The case hinges on a theory of emotion that’s relatively new but that has become commonly accepted: That emotions are out of our control; they happen to us, as a result of external events.
But recent research indicates that’s simply not the case. Emotion, says the research, is learned. And no single emotion is universal – not happiness, sadness, anger, fear – none of those emotions are present in every culture on Earth.
The new emotion is called “liget.” It doesn’t map to any feeling the anthropologist is familiar with.
It’s so powerful that sometimes it drives members of the tribe to become headhunters.
But only sometimes. Other than that they’re lovely people.
If I could wish for any superpower, it would be the ability to remember where I park.
Alfred Hitchcock's The Birds but they're hummingbirds chasing as you run screaming down the road, never spilling a drop of your piña colada.
— Banana Graveyard (@bananagrvyrd) September 16, 2017
Uber drivers are people in transition – not just driving from place to place, but also through life changes. On the Death, Sex & Money podcast, Anna Sale and producer Katie Bishop called a lot of Uber rides over a month, and interviewed the drivers about their work and lives.
Naismith set the baskets 10 feet off the ground, for no particular reason, and that decision shaped the game through the decades, giving the advantage to super-tall players and even helping drive the civil rights movement in the 1960s.

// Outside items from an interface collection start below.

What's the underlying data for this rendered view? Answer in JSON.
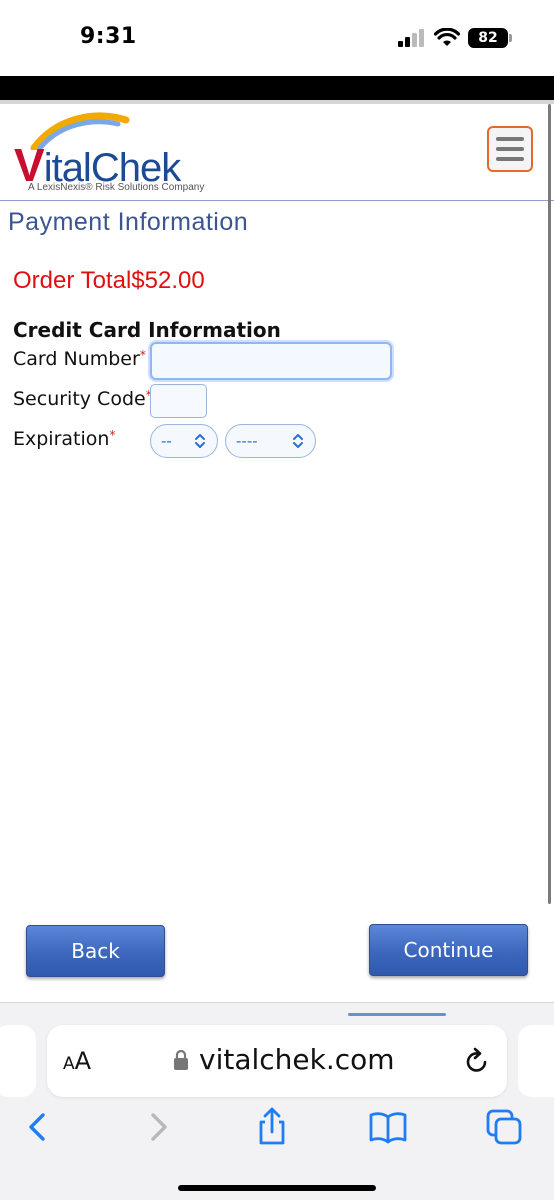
{
  "status_bar": {
    "time": "9:31",
    "battery": "82"
  },
  "header": {
    "logo_text_v": "V",
    "logo_text_rest": "italChek",
    "logo_tagline": "A LexisNexis® Risk Solutions Company",
    "menu_icon": "hamburger-icon",
    "menu_border_color": "#e36a2b"
  },
  "page": {
    "title": "Payment Information",
    "order_total_label": "Order Total",
    "order_total_value": "$52.00",
    "section_title": "Credit Card Information",
    "required_mark": "*",
    "fields": {
      "card_number_label": "Card Number",
      "card_number_value": "",
      "security_code_label": "Security Code",
      "security_code_value": "",
      "expiration_label": "Expiration",
      "exp_month_selected": "--",
      "exp_year_selected": "----"
    },
    "buttons": {
      "back": "Back",
      "continue": "Continue"
    },
    "colors": {
      "title": "#3b5591",
      "order_total": "#e01010",
      "button": "#3c67bd"
    }
  },
  "safari": {
    "aa_label_big": "A",
    "aa_label_small": "A",
    "url": "vitalchek.com",
    "icons": [
      "lock-icon",
      "reload-icon",
      "back-icon",
      "forward-icon",
      "share-icon",
      "bookmarks-icon",
      "tabs-icon"
    ],
    "accent": "#1f7cf2"
  }
}
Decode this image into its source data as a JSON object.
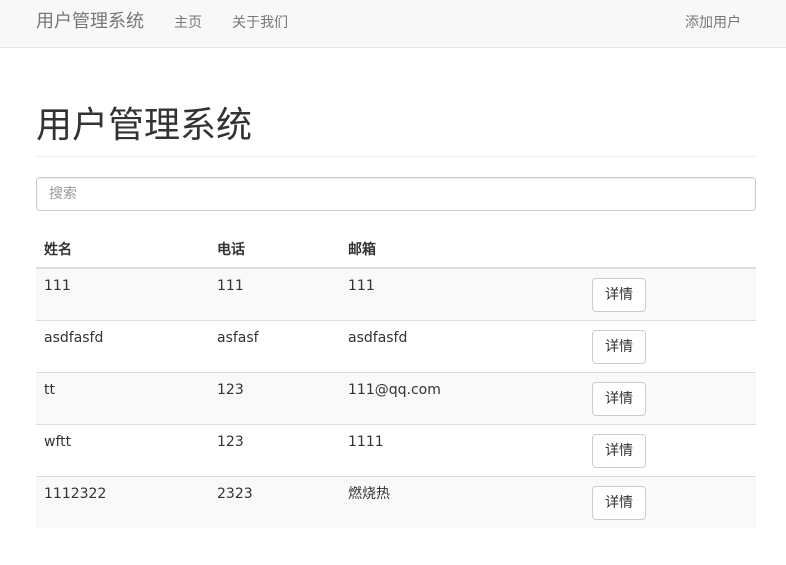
{
  "navbar": {
    "brand": "用户管理系统",
    "home": "主页",
    "about": "关于我们",
    "add_user": "添加用户"
  },
  "page": {
    "title": "用户管理系统"
  },
  "search": {
    "placeholder": "搜索",
    "value": ""
  },
  "table": {
    "headers": [
      "姓名",
      "电话",
      "邮箱",
      ""
    ],
    "rows": [
      {
        "name": "111",
        "phone": "111",
        "email": "111",
        "action": "详情"
      },
      {
        "name": "asdfasfd",
        "phone": "asfasf",
        "email": "asdfasfd",
        "action": "详情"
      },
      {
        "name": "tt",
        "phone": "123",
        "email": "111@qq.com",
        "action": "详情"
      },
      {
        "name": "wftt",
        "phone": "123",
        "email": "1111",
        "action": "详情"
      },
      {
        "name": "1112322",
        "phone": "2323",
        "email": "燃烧热",
        "action": "详情"
      }
    ]
  },
  "colors": {
    "navbar_bg": "#f8f8f8",
    "striped_row_bg": "#f9f9f9",
    "border": "#dddddd"
  }
}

Drinking a pumpkin spice latte. I cannot remember ever having had one before. It’s fine, but I’m underwhelmed.
Ostensibly first person “tough guy” detective novels, these are really extended meditations on the good life: what sort of person one should be, how one should act, what’s worth doing and not doing. Spenser has created the person he wants to be, and it’s a person that comes with high costs.

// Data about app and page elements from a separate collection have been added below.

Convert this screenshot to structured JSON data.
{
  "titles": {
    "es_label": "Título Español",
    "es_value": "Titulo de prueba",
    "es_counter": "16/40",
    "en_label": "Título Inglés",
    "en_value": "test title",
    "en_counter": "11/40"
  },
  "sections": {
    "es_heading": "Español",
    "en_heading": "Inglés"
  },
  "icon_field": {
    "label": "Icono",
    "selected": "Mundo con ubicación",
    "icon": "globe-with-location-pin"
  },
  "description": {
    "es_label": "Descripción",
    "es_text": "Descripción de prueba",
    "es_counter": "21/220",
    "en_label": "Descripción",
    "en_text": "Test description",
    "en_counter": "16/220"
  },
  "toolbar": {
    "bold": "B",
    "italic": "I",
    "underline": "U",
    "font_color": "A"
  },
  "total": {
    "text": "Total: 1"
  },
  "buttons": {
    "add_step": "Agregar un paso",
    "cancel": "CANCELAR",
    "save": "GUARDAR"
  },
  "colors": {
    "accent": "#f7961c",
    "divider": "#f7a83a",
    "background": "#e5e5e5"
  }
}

The dialogue is good, the plots are sometimes good, the characters become old friends and cliches over the length of the series. All the books are not as good as each other. Still, they were comfort food bestsellers for years.
The first Spenser novel, “The Godwulf Manuscript,” 1973, was a forgettable Raymond Chandler pastiche. Parker said so himself, and he was right. Spenser finds his voice — and Susan Silverman — in “God Save the Child,” 1974. I gobbled up the books in the series when I was in my 20s, and thinking about how a man should live.

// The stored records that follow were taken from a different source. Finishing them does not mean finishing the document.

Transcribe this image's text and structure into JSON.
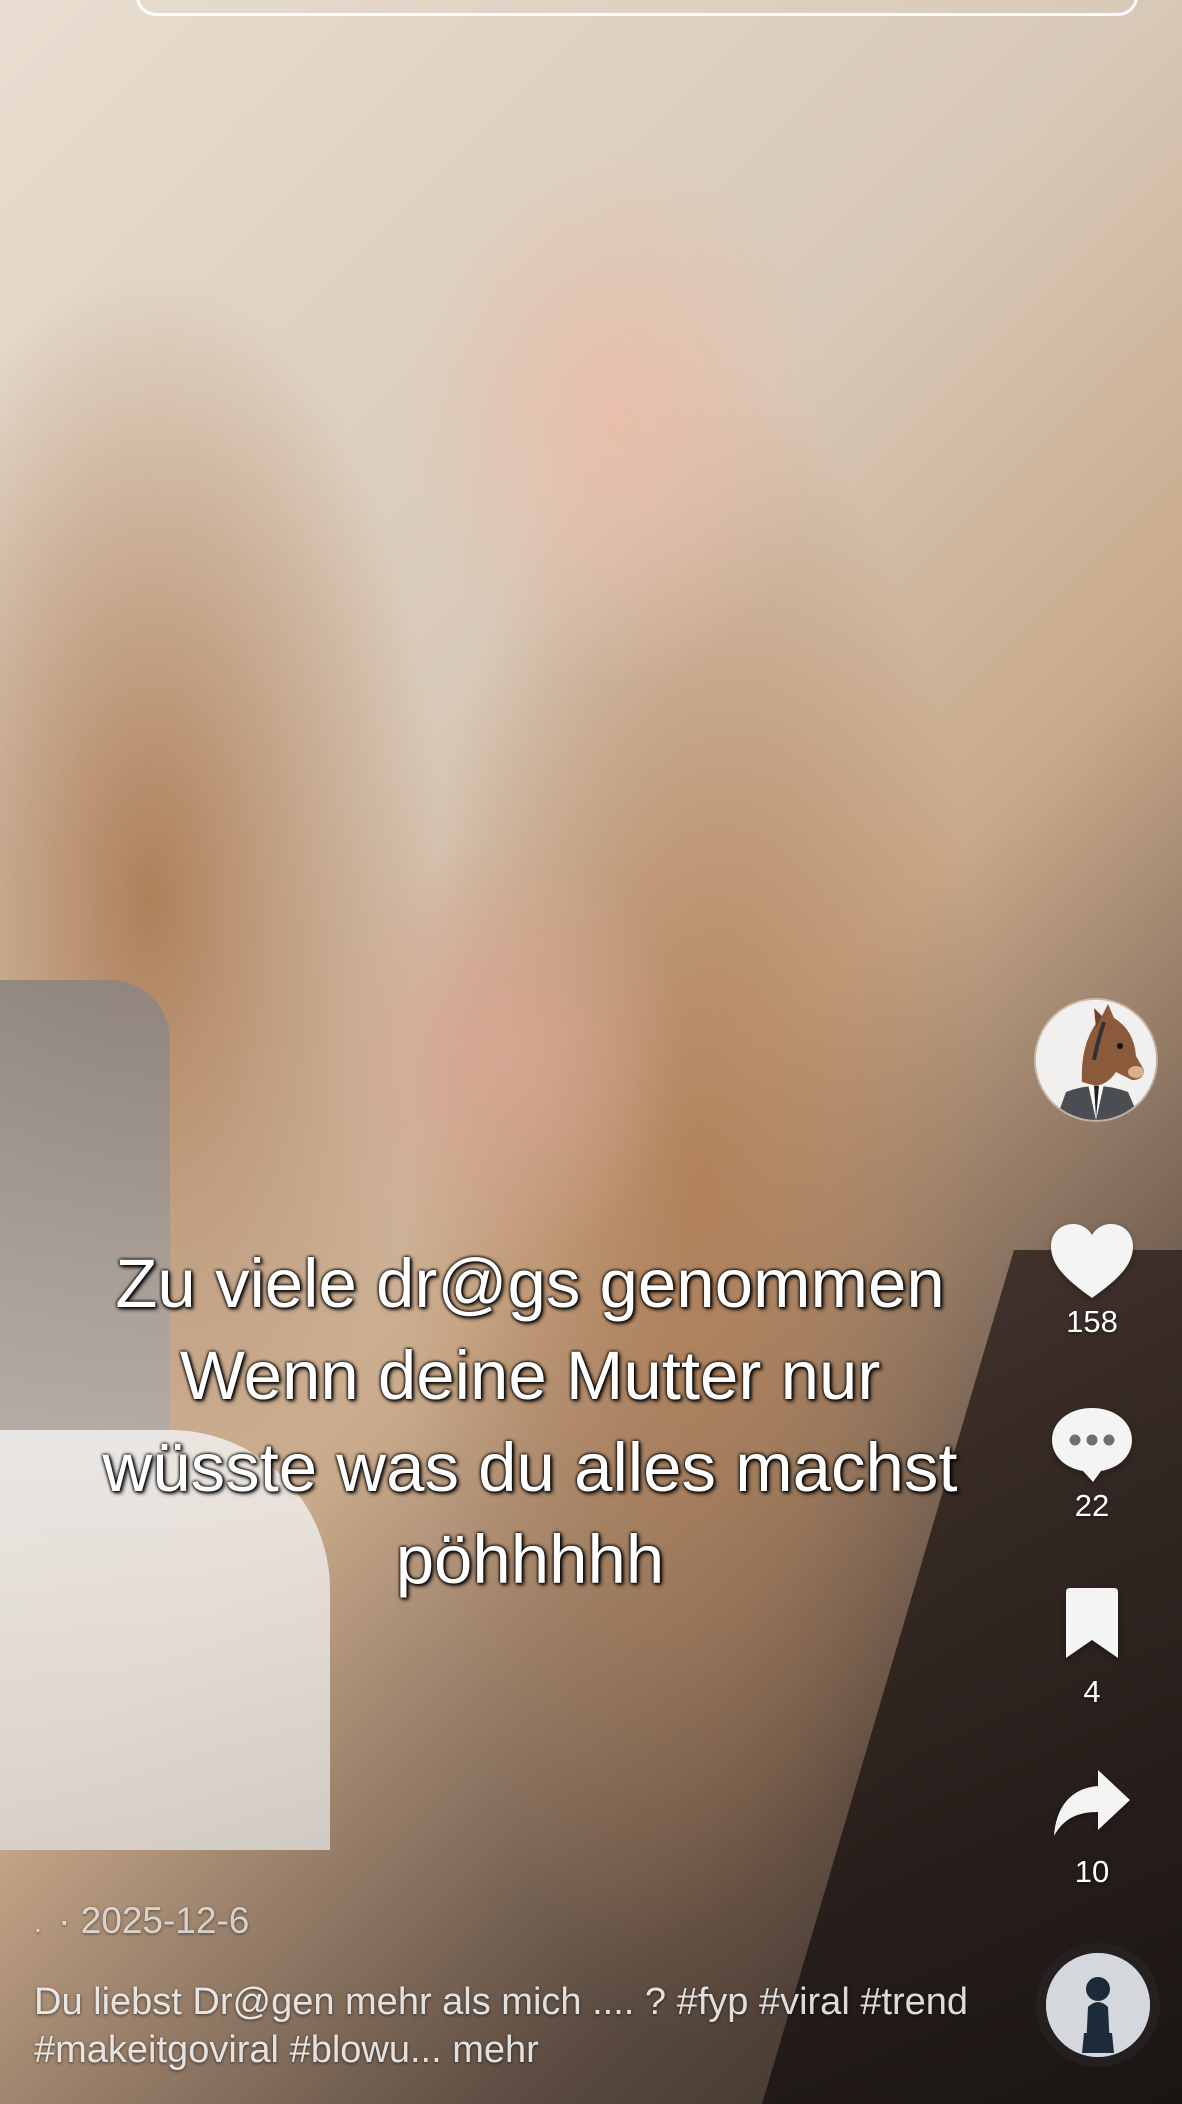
{
  "video": {
    "caption_lines": [
      "Zu viele dr@gs genommen",
      "Wenn deine Mutter nur",
      "wüsste was du alles machst",
      "pöhhhhh"
    ]
  },
  "rail": {
    "creator_avatar": "horse-cartoon-avatar",
    "like": {
      "icon": "heart-icon",
      "count": "158"
    },
    "comment": {
      "icon": "comment-bubble-icon",
      "count": "22"
    },
    "bookmark": {
      "icon": "bookmark-icon",
      "count": "4"
    },
    "share": {
      "icon": "share-arrow-icon",
      "count": "10"
    },
    "music": {
      "icon": "music-disc-avatar"
    }
  },
  "post": {
    "username": ".",
    "date": "· 2025-12-6",
    "description": "Du liebst Dr@gen mehr als mich .... ? #fyp #viral #trend #makeitgoviral #blowu...",
    "more_label": "mehr"
  },
  "colors": {
    "icon": "#ffffff",
    "meta_text": "rgba(255,255,255,0.72)"
  }
}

The series turns weird in 1985; I found it difficult to connect with Spenser’s motivation in that year’s “A Catskill Eagle.” Then after that Parker has run out of things to say and he’s just cranking them out for the paycheck (not that there’s anything wrong with that!). The novels after 1985 are, as Welsh says, comfort food (not that there’s anything wrong with that!). But books 2-11 are brilliant.
Parker wrote a total of 40 Spenser novels. A writer named Ace Atkins wrote a half-dozen after Parker’s recent death. I read the first two. They were OK — actually better than Parker’s later novels, and I may come back to the series but it’s not compelling for me.
Welsh also praises a writer named Brian Daley, who was a favorite of mine before he died too young. Daley wrote a comedy-adventure space opera series starting with “Requiem for a Ruler of Worlds;” the Coramonde series, about an Armored Personnel Carrier in the Vietnam War that’s transported to a magic kingdom (Apocalypse Now meets Game of Thrones!) and “A Tapestry of Magics,” which I have no memory what it was about but I remember the hero carried a broadsword slung between his shoulders, which I thought was badass.